Amey estimated that 5% of the cases brokered by TheJudge requiring EUR 500,000 or more funding, related to antitrust claims.
This represented an increase of 50% YoY, though bearing in mind the industry is fairly nascent, he added.
Clark agreed that there are potentially a large number of antitrust claims to be litigated. But he also cited a number of obstacles.
It is not easy to find lawyers who are able to act and have sufficient resources to do such claims, he explained. These cases can also take a very long time once all the appeals and challenges have been heard.
In addition, book-building, or gathering together a group of claimants, can be difficult and very time-consuming, given that antitrust class actions are generally not permitted in the UK.
Perrin also cites the “costs and complexity” of London proceedings as a disincentive to bring a cartel claim in London.
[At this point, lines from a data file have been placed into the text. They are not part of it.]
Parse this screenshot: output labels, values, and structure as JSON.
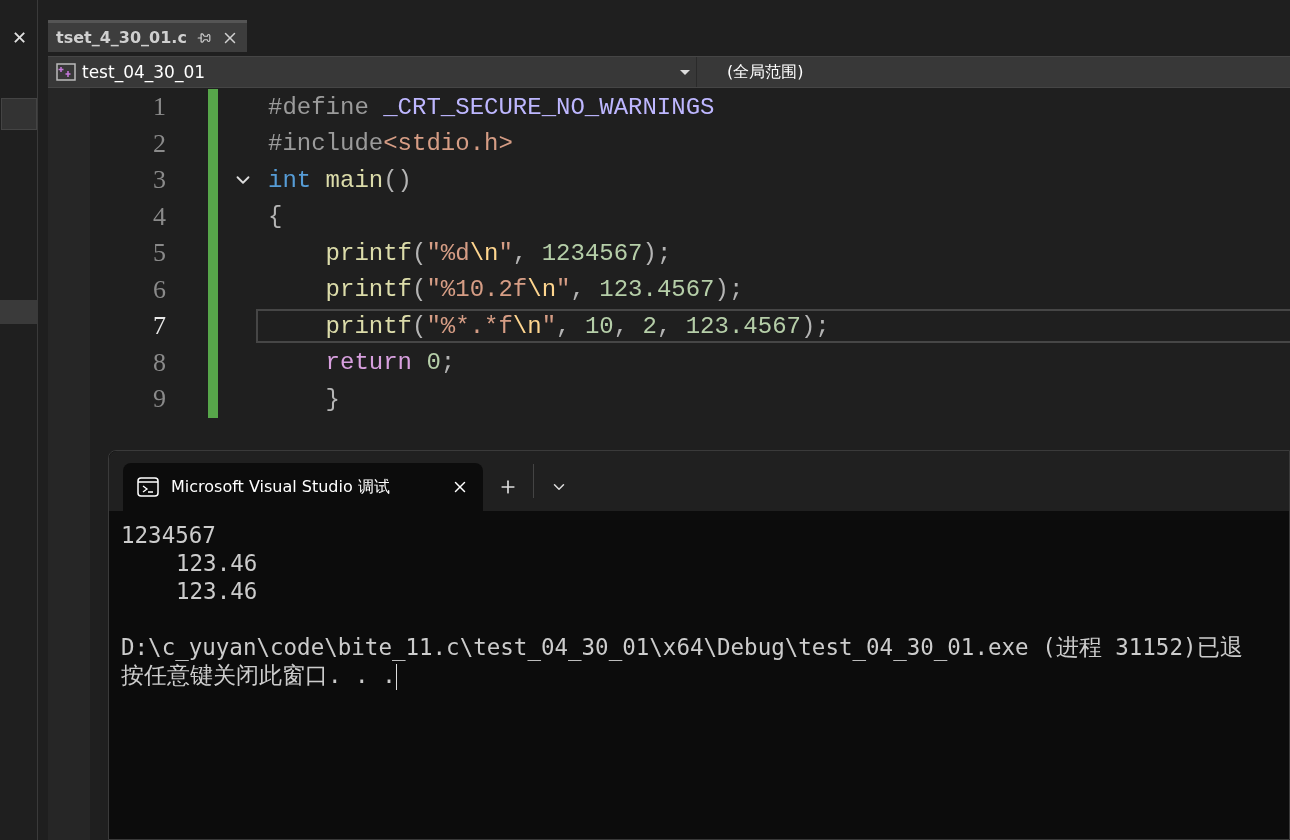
{
  "side_panel": {
    "close": "✕"
  },
  "document_tab": {
    "title": "tset_4_30_01.c",
    "selected": true
  },
  "nav_bar": {
    "project": "test_04_30_01",
    "scope": "(全局范围)"
  },
  "editor": {
    "lines": [
      {
        "number": "1",
        "current": false,
        "fold": false,
        "indented": false,
        "tokens": [
          {
            "t": "#define ",
            "kind": "pre"
          },
          {
            "t": "_CRT_SECURE_NO_WARNINGS",
            "kind": "macro"
          }
        ]
      },
      {
        "number": "2",
        "current": false,
        "fold": false,
        "indented": false,
        "tokens": [
          {
            "t": "#include",
            "kind": "pre"
          },
          {
            "t": "<stdio.h>",
            "kind": "str"
          }
        ]
      },
      {
        "number": "3",
        "current": false,
        "fold": true,
        "indented": false,
        "tokens": [
          {
            "t": "int ",
            "kind": "kw"
          },
          {
            "t": "main",
            "kind": "fn"
          },
          {
            "t": "()",
            "kind": "punc"
          }
        ]
      },
      {
        "number": "4",
        "current": false,
        "fold": false,
        "indented": false,
        "tokens": [
          {
            "t": "{",
            "kind": "punc"
          }
        ]
      },
      {
        "number": "5",
        "current": false,
        "fold": false,
        "indented": true,
        "tokens": [
          {
            "t": "printf",
            "kind": "fn"
          },
          {
            "t": "(",
            "kind": "punc"
          },
          {
            "t": "\"%d",
            "kind": "str"
          },
          {
            "t": "\\n",
            "kind": "esc"
          },
          {
            "t": "\"",
            "kind": "str"
          },
          {
            "t": ", ",
            "kind": "punc"
          },
          {
            "t": "1234567",
            "kind": "num"
          },
          {
            "t": ");",
            "kind": "punc"
          }
        ]
      },
      {
        "number": "6",
        "current": false,
        "fold": false,
        "indented": true,
        "tokens": [
          {
            "t": "printf",
            "kind": "fn"
          },
          {
            "t": "(",
            "kind": "punc"
          },
          {
            "t": "\"%10.2f",
            "kind": "str"
          },
          {
            "t": "\\n",
            "kind": "esc"
          },
          {
            "t": "\"",
            "kind": "str"
          },
          {
            "t": ", ",
            "kind": "punc"
          },
          {
            "t": "123.4567",
            "kind": "num"
          },
          {
            "t": ");",
            "kind": "punc"
          }
        ]
      },
      {
        "number": "7",
        "current": true,
        "fold": false,
        "indented": true,
        "tokens": [
          {
            "t": "printf",
            "kind": "fn"
          },
          {
            "t": "(",
            "kind": "punc"
          },
          {
            "t": "\"%*.*f",
            "kind": "str"
          },
          {
            "t": "\\n",
            "kind": "esc"
          },
          {
            "t": "\"",
            "kind": "str"
          },
          {
            "t": ", ",
            "kind": "punc"
          },
          {
            "t": "10",
            "kind": "num"
          },
          {
            "t": ", ",
            "kind": "punc"
          },
          {
            "t": "2",
            "kind": "num"
          },
          {
            "t": ", ",
            "kind": "punc"
          },
          {
            "t": "123.4567",
            "kind": "num"
          },
          {
            "t": ");",
            "kind": "punc"
          }
        ]
      },
      {
        "number": "8",
        "current": false,
        "fold": false,
        "indented": true,
        "tokens": [
          {
            "t": "return ",
            "kind": "ctl"
          },
          {
            "t": "0",
            "kind": "num"
          },
          {
            "t": ";",
            "kind": "punc"
          }
        ]
      },
      {
        "number": "9",
        "current": false,
        "fold": false,
        "indented": true,
        "tokens": [
          {
            "t": "}",
            "kind": "punc"
          }
        ]
      }
    ]
  },
  "console": {
    "tab": {
      "title": "Microsoft Visual Studio 调试",
      "selected": true
    },
    "output": [
      {
        "text": "1234567",
        "indented": false
      },
      {
        "text": "123.46",
        "indented": true
      },
      {
        "text": "123.46",
        "indented": true
      }
    ],
    "exit_messages": [
      {
        "text": "D:\\c_yuyan\\code\\bite_11.c\\test_04_30_01\\x64\\Debug\\test_04_30_01.exe (进程 31152)已退"
      },
      {
        "text": "按任意键关闭此窗口. . ."
      }
    ]
  }
}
In London, defendants may employ a “scorched earth policy” by stalling proceedings and racking up expenses, he continued.
Beyond the UK
But “the ice is thawing on the private actions glacier”, said Perrin. “All over Europe there are signs and judgments indicating cartelists are starting to reach into their pockets,” he added, referring to recent rulings in Germany, Finland and the Netherlands.
Pursuing claims under civil law allows us to better manage our risks, said Perrin.
Certain EU jurisdictions, including Germany and the Netherlands, allow third parties to take ownership of assigned claims, while legal costs are also often far lower than in the UK.
In October 2012, Calunius made “strategic investments” into CDC, which purchases cartel claims from victims and as a result can bring a group of claims in its own name. It is currently pursuing claims following on from EC fines against cartels in the hydrogen peroxide, sodium chlorate and paraffin wax sectors.
Clark agreed that it may be easier to bring cartel claims outside the UK at the moment because of the possibility for funders to own the claim.
But litigation funders may now also have a greater role to play in competition claims filed in London following the UK Jackson Reforms, said Clark.
The Jackson Reforms prevent judges from making a defendant that loses a case bear the claimants’ after-the-event insurance costs and claimant lawyers’ success fees.
In addition, there are certainly a lot more lawyers looking at these cases than two to three years ago, said Clark. He said that in the past it could be difficult to find able lawyers, since the big firms tend to only represent defendants.
Lawyers are increasingly keeping an eye on EC cartel decisions and exploring the possibility of funding opportunities for clients, said Maddi Azpiroz, founder of ClaimTrading, another London broker for litigation funds.
Our impression is that litigation funders will focus more and more on the sector, but these are still early days, said Azpiroz.